Sen has been translated into other languages including Arabic, Bengali, Czech, Finnish, French, German, Greek, Hebrew, Hindi, Hungarian, Italian, Korean, Macedonian, Malayalam, Persian, Romanian, Slovenian, Spanish, Swedish and Turkish.[1]

Sen's writings have appeared in newspapers, magazines, journals, and broadcast on radio and television. They include: the Times Literary Supplement, The Guardian, The Independent, The Financial Times, Poetry Review, Literary Review and the Harvard Review. He has broadcast on BBC World (TV), BBC Radio, PBS, Radio Tehran and Radio Jerusalem. He has written, edited and translated over 30 books and chapbooks.[2]


Sen has directed or co-directed several short films and documentaries, including Rhythm, White Shoe Story, Woman of a Thousand Fires, Babylon is Dying: Diary of Third Street (nominated for a student Emmy Award), and Flying Home.

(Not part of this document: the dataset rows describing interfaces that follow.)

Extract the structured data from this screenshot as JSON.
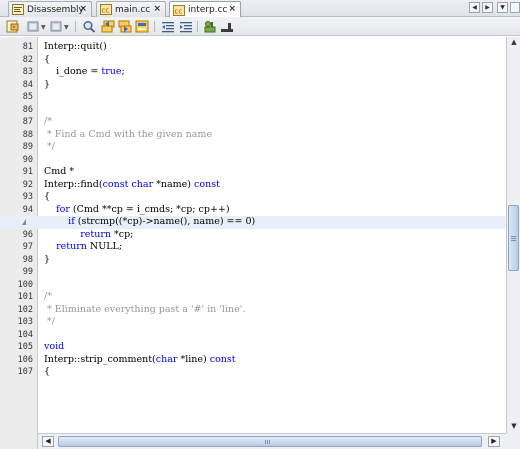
{
  "tabs": [
    {
      "label": "Disassembly",
      "active": false
    },
    {
      "label": "main.cc",
      "active": false
    },
    {
      "label": "interp.cc",
      "active": true
    }
  ],
  "tab_close_glyph": "×",
  "tab_nav": {
    "left": "◀",
    "right": "▶",
    "list": "▼"
  },
  "toolbar_icons": [
    "last-edit-icon",
    "back-icon",
    "forward-icon",
    "find-icon",
    "find-previous-icon",
    "find-next-icon",
    "toggle-highlight-icon",
    "shift-left-icon",
    "shift-right-icon",
    "macro-record-icon",
    "macro-stop-icon"
  ],
  "colors": {
    "keyword": "#0000e6",
    "comment": "#969696",
    "current_line": "#e9eff8",
    "gutter": "#ececec"
  },
  "code_lines": [
    {
      "num": "81",
      "segments": [
        {
          "t": "Interp::quit()",
          "c": "plain"
        }
      ]
    },
    {
      "num": "82",
      "segments": [
        {
          "t": "{",
          "c": "plain"
        }
      ]
    },
    {
      "num": "83",
      "segments": [
        {
          "t": "    i_done = ",
          "c": "plain"
        },
        {
          "t": "true",
          "c": "kw"
        },
        {
          "t": ";",
          "c": "plain"
        }
      ]
    },
    {
      "num": "84",
      "segments": [
        {
          "t": "}",
          "c": "plain"
        }
      ]
    },
    {
      "num": "85",
      "segments": []
    },
    {
      "num": "86",
      "segments": []
    },
    {
      "num": "87",
      "segments": [
        {
          "t": "/*",
          "c": "cm"
        }
      ]
    },
    {
      "num": "88",
      "segments": [
        {
          "t": " * Find a Cmd with the given name",
          "c": "cm"
        }
      ]
    },
    {
      "num": "89",
      "segments": [
        {
          "t": " */",
          "c": "cm"
        }
      ]
    },
    {
      "num": "90",
      "segments": []
    },
    {
      "num": "91",
      "segments": [
        {
          "t": "Cmd *",
          "c": "plain"
        }
      ]
    },
    {
      "num": "92",
      "segments": [
        {
          "t": "Interp::find(",
          "c": "plain"
        },
        {
          "t": "const",
          "c": "kw"
        },
        {
          "t": " ",
          "c": "plain"
        },
        {
          "t": "char",
          "c": "kw"
        },
        {
          "t": " *name) ",
          "c": "plain"
        },
        {
          "t": "const",
          "c": "kw"
        }
      ]
    },
    {
      "num": "93",
      "segments": [
        {
          "t": "{",
          "c": "plain"
        }
      ]
    },
    {
      "num": "94",
      "segments": [
        {
          "t": "    ",
          "c": "plain"
        },
        {
          "t": "for",
          "c": "kw"
        },
        {
          "t": " (Cmd **cp = i_cmds; *cp; cp++)",
          "c": "plain"
        }
      ]
    },
    {
      "num": "",
      "marker": true,
      "highlight": true,
      "segments": [
        {
          "t": "        ",
          "c": "plain"
        },
        {
          "t": "if",
          "c": "kw"
        },
        {
          "t": " (strcmp((*cp)->name(), name) == 0)",
          "c": "plain"
        }
      ]
    },
    {
      "num": "96",
      "segments": [
        {
          "t": "            ",
          "c": "plain"
        },
        {
          "t": "return",
          "c": "kw"
        },
        {
          "t": " *cp;",
          "c": "plain"
        }
      ]
    },
    {
      "num": "97",
      "segments": [
        {
          "t": "    ",
          "c": "plain"
        },
        {
          "t": "return",
          "c": "kw"
        },
        {
          "t": " NULL;",
          "c": "plain"
        }
      ]
    },
    {
      "num": "98",
      "segments": [
        {
          "t": "}",
          "c": "plain"
        }
      ]
    },
    {
      "num": "99",
      "segments": []
    },
    {
      "num": "100",
      "segments": []
    },
    {
      "num": "101",
      "segments": [
        {
          "t": "/*",
          "c": "cm"
        }
      ]
    },
    {
      "num": "102",
      "segments": [
        {
          "t": " * Eliminate everything past a '#' in 'line'.",
          "c": "cm"
        }
      ]
    },
    {
      "num": "103",
      "segments": [
        {
          "t": " */",
          "c": "cm"
        }
      ]
    },
    {
      "num": "104",
      "segments": []
    },
    {
      "num": "105",
      "segments": [
        {
          "t": "void",
          "c": "kw"
        }
      ]
    },
    {
      "num": "106",
      "segments": [
        {
          "t": "Interp::strip_comment(",
          "c": "plain"
        },
        {
          "t": "char",
          "c": "kw"
        },
        {
          "t": " *line) ",
          "c": "plain"
        },
        {
          "t": "const",
          "c": "kw"
        }
      ]
    },
    {
      "num": "107",
      "segments": [
        {
          "t": "{",
          "c": "plain"
        }
      ]
    }
  ],
  "scroll_glyphs": {
    "up": "▲",
    "down": "▼",
    "left": "◀",
    "right": "▶"
  }
}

Sen received a Hawthornden Fellowship (UK) and was nominated for a Pushcart Prize (US) for poems included in Postmarked India: New & Selected Poems (HarperCollins).[1] He won an A. K. Ramanujan Translation Award.

Sen is a member of The Plimpton Circle of The Paris Review, curator of the 'World Poetry Portfolio' series for Molossus, and serves on the editorial boards of The Literary Review, International Literary Quarterly, Orient Express and New Quest. In 2008 he was appointed director of the Delhi International Literary Festival. In 2010, he was the first foreign co-judge for the Arvon Foundation International Poetry Competition. He is the editorial director of Aark Arts publishers and editor of Atlas.[1]

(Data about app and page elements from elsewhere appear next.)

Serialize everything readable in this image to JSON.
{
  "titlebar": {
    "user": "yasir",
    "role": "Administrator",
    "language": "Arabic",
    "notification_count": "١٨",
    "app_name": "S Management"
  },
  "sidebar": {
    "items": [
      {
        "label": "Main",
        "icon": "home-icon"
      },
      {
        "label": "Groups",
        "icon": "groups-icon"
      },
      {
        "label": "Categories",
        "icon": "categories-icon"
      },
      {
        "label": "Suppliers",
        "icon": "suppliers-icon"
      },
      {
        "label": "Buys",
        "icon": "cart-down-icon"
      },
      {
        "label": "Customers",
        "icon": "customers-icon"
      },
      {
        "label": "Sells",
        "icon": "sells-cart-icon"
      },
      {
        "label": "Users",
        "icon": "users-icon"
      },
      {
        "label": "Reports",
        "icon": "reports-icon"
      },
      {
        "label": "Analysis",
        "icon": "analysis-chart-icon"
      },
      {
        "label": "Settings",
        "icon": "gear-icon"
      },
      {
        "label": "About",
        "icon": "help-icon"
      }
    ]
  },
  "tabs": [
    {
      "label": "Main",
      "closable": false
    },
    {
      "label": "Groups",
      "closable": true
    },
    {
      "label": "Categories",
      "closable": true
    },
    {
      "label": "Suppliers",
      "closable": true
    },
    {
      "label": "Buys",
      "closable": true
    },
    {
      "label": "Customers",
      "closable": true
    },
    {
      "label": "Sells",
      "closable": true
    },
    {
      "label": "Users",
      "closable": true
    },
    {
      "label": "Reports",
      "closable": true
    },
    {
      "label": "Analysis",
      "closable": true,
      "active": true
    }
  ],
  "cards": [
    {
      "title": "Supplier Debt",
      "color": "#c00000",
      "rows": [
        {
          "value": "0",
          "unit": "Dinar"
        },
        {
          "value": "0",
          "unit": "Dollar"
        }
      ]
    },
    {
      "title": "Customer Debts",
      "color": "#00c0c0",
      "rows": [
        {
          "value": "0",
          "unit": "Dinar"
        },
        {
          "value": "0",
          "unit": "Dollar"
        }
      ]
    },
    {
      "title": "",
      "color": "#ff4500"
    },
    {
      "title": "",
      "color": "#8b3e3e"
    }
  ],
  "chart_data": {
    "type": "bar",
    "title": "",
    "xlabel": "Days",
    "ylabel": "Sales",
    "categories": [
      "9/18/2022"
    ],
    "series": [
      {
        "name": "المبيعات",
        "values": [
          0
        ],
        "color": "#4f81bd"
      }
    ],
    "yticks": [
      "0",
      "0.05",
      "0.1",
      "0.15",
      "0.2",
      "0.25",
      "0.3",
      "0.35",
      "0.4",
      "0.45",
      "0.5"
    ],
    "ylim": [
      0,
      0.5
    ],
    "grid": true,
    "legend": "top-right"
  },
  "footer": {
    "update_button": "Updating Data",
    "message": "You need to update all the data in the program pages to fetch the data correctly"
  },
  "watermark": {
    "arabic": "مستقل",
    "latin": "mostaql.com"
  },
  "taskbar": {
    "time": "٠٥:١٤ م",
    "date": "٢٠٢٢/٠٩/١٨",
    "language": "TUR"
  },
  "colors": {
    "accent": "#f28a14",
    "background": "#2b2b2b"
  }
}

  • Dali's Twisted Hands (poetry). Peepal Tree Press, 1995.
  • Distracted Geography: An Archipelago of Intent (poetry in English). New Delhi: Indialog Publications, India, 2004. ISBN 1-900715-34-1
  • Kali in Ottava Rima (poetry), 1992.
  • Leaning Against the Lamp-Post (poetry), 1983.
  • The Lunar Visitations (poetry in English). New Delhi: Rupa & Co, India, 1991. ISBN 1-878122-00-2
  • Mount Vesuvius in Eight Frames (poetry). Peepal Tree Press, 1995.
  • New York Times (1993).
  • Postmarked India: New & Selected Poems (poetry in English). New Delhi: HarperCollins, India, 1997. ISBN 1-878122-00-2
  • Prayer Flag (poetry) Peepal Tree Press, 2004.
  • South African Woodcut (poetry). Peepal Tree Press, 1995.

As editorEdit

  • The HarperCollins Book of English Poetry by Indians (2011).
  • World Literature Today Writing from Modern India (2010).
  • The Literary Review Indian Poetry (2009).
  • Midnight's Grandchildren: Post-Independence English Poetry from India (2004).
  • Biblio South Asian English Poetry (2006, a portfolio).


  1. ^ a b c d home page of Sudeep Sen's website,, retrieved December 15, 2008
  2. ^ "Sudeep Sen". Archived from the original on 2012-07-21.  Official website[dead link]

Further readingEdit

  • Panja, Shormishtha (2005). "Sen, Sudeep (1964-)". In Benson, Eugene; Conolly, L. W. Encyclopedia of Postcolonial Literatures in English. London: Routledge – via Credo Reference. 

External linksEdit